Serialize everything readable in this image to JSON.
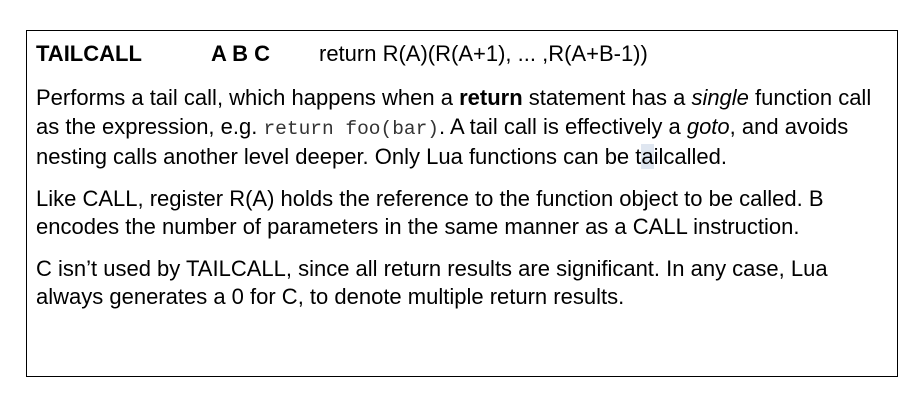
{
  "instruction": {
    "opcode": "TAILCALL",
    "operands": "A B C",
    "description": "return R(A)(R(A+1), ... ,R(A+B-1))"
  },
  "paragraphs": {
    "p1": {
      "t1": "Performs a tail call, which happens when a ",
      "b1": "return",
      "t2": " statement has a ",
      "i1": "single",
      "t3": " function call as the expression, e.g. ",
      "code": "return foo(bar)",
      "t4": ". A tail call is effectively a ",
      "i2": "goto",
      "t5": ", and avoids nesting calls another level deeper. Only Lua functions can be t",
      "hl": "a",
      "t6": "ilcalled."
    },
    "p2": "Like CALL, register R(A) holds the reference to the function object to be called. B encodes the number of parameters in the same manner as a CALL instruction.",
    "p3": "C isn’t used by TAILCALL, since all return results are significant. In any case, Lua always generates a 0 for C, to denote multiple return results."
  }
}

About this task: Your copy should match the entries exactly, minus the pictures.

Exercise answer:
Serialize everything readable in this image to JSON.
{
  "instruction": {
    "opcode": "TAILCALL",
    "operands": "A B C",
    "description": "return R(A)(R(A+1), ... ,R(A+B-1))"
  },
  "paragraphs": {
    "p1": {
      "t1": "Performs a tail call, which happens when a ",
      "b1": "return",
      "t2": " statement has a ",
      "i1": "single",
      "t3": " function call as the expression, e.g. ",
      "code": "return foo(bar)",
      "t4": ". A tail call is effectively a ",
      "i2": "goto",
      "t5": ", and avoids nesting calls another level deeper. Only Lua functions can be t",
      "hl": "a",
      "t6": "ilcalled."
    },
    "p2": "Like CALL, register R(A) holds the reference to the function object to be called. B encodes the number of parameters in the same manner as a CALL instruction.",
    "p3": "C isn’t used by TAILCALL, since all return results are significant. In any case, Lua always generates a 0 for C, to denote multiple return results."
  }
}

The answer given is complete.